The sluggish recovery of the aviation market in the Southeast Asian region and the knock-on impact on carriers’ ability to pay their rents remains an area of concern for Aircastle, chief executive Michael Ingelese says, emphasising that some airlines are “struggling pretty significantly”.
Speaking on an analyst call on 21 April, Inglese focused on Thailand, Malaysia, Indonesia and Singapore as countries where “there is not the level of activity that anybody was hoping to see when we got to this point as we were looking forward as recently as six or four months ago”.
Regionally, Southeast Asia is place “where things are progressing a lot slower than everyone would like”, he adds.
Cirium fleets data shows that Aircastle leases aircraft to carriers including AirAsia, AirAsia X Thai Smile and Garuda Indonesia.
Ingelese says that AirCastle is continuing to work through “issues” with rental collections in Latin America and highlighted Azul, Avianca, Aeromexico and LATAM.

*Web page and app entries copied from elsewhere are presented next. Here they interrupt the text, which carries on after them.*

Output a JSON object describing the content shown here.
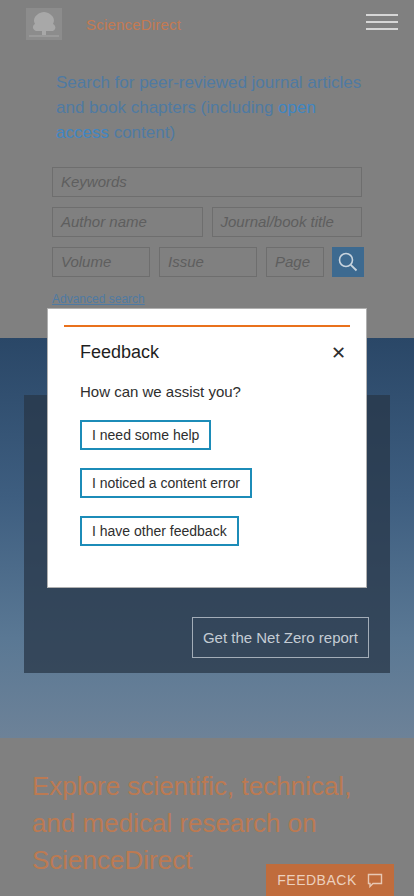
{
  "header": {
    "logo_text": "ScienceDirect"
  },
  "search": {
    "intro_before": "Search for peer-reviewed journal articles and book chapters (including ",
    "intro_link": "open access",
    "intro_after": " content)",
    "fields": [
      {
        "placeholder": "Keywords"
      },
      {
        "placeholder": "Author name"
      },
      {
        "placeholder": "Journal/book title"
      },
      {
        "placeholder": "Volume"
      },
      {
        "placeholder": "Issue"
      },
      {
        "placeholder": "Page"
      }
    ],
    "advanced_link": "Advanced search"
  },
  "promo": {
    "button": "Get the Net Zero report"
  },
  "headline": "Explore scientific, technical, and medical research on ScienceDirect",
  "feedback_tab": {
    "label": "FEEDBACK"
  },
  "dialog": {
    "title": "Feedback",
    "close": "✕",
    "question": "How can we assist you?",
    "options": [
      "I need some help",
      "I noticed a content error",
      "I have other feedback"
    ]
  }
}
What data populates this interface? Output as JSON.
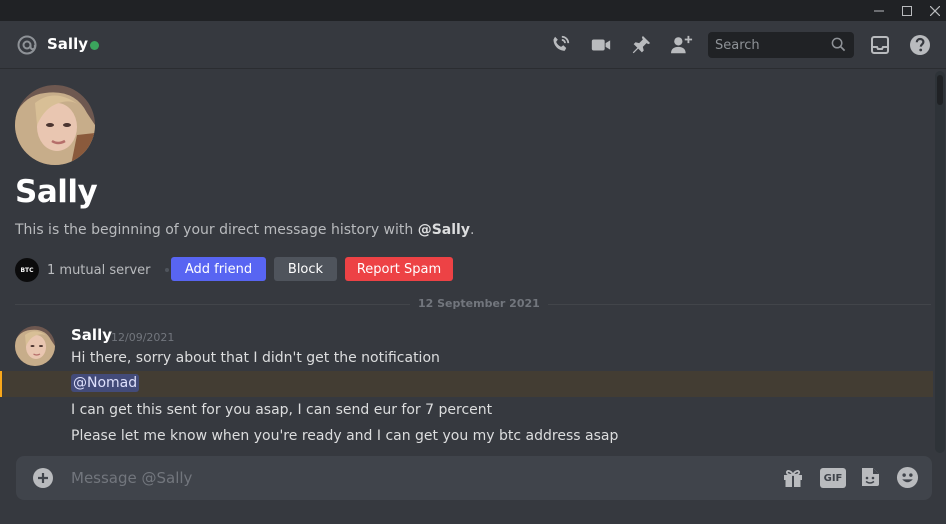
{
  "window_controls": {
    "minimize": "minimize-icon",
    "maximize": "maximize-icon",
    "close": "close-icon"
  },
  "header": {
    "channel_icon": "at-icon",
    "name": "Sally",
    "status": "online",
    "status_color": "#3ba55d",
    "actions": [
      "voice-call-icon",
      "video-call-icon",
      "pin-icon",
      "add-friend-icon"
    ],
    "search_placeholder": "Search",
    "inbox_icon": "inbox-icon",
    "help_icon": "help-icon"
  },
  "profile": {
    "name": "Sally",
    "intro_prefix": "This is the beginning of your direct message history with ",
    "intro_handle": "@Sally",
    "intro_suffix": ".",
    "mutual_server_badge": "BTC",
    "mutual_servers": "1 mutual server",
    "add_friend": "Add friend",
    "block": "Block",
    "report_spam": "Report Spam"
  },
  "colors": {
    "blurple": "#5865f2",
    "grey_button": "#4f545c",
    "danger": "#ed4245",
    "mention_highlight": "#faa81a"
  },
  "date_divider": "12 September 2021",
  "message": {
    "author": "Sally",
    "timestamp": "12/09/2021",
    "lines": [
      "Hi there, sorry about that I didn't get the notification",
      "@Nomad",
      "I can get this sent for you asap, I can send eur for 7 percent",
      "Please let me know when you're ready and I can get you my btc address asap"
    ]
  },
  "composer": {
    "add_icon": "plus-circle-icon",
    "placeholder": "Message @Sally",
    "tools": [
      "gift-icon",
      "gif-icon",
      "sticker-icon",
      "emoji-icon"
    ],
    "gif_label": "GIF"
  }
}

But he also notes that in both those regions the lessor has other customers that have continued to pay their rents or have smaller deferrals.
He says all 13 of the US lessor’s aircraft, representing approximately 5.5% of its netbook total fleet value, that are placed with LATAM are under by-the-hour contracts as part of the Latin American carrier’s Chapter 11 restructuring process.
Elsewhere there are a handful of “onesie, twosies” aircraft in such arrangements, with some placed with Aeromexico at times operating under by-the-hour clauses, along with a number of “smaller airlines in Europe” in the single aircraft exposure, and then couple of aircraft at Avianca.
Ingelese says that deferral agreements with carriers are “mixed”. Over the course of 2020 Aircastle granted a number of short term deferrals that did not necessarily include lease extension, but more often consisted of a “reasonably short payback with some interest associated with it”.
In the context of other credits longer term deferrals have “definitely” involved lease extensions really an “airline-by-airline dynamic”, he adds.
Overall, Ingelese noted that the widebody market is expected to remain “weak” due to the “evaporation of demand and excess supply” which the market will time to adsorb.
Norwegian’s exit from long-haul operations and the “questionable commitment” of some carriers to the Airbus A330s highlights the widebody imbalance, he adds.
The prospects for Aircastle’s narrowbody fleet is brighter, with Inglese believing the types will lead the domestic and regional aviation recovery.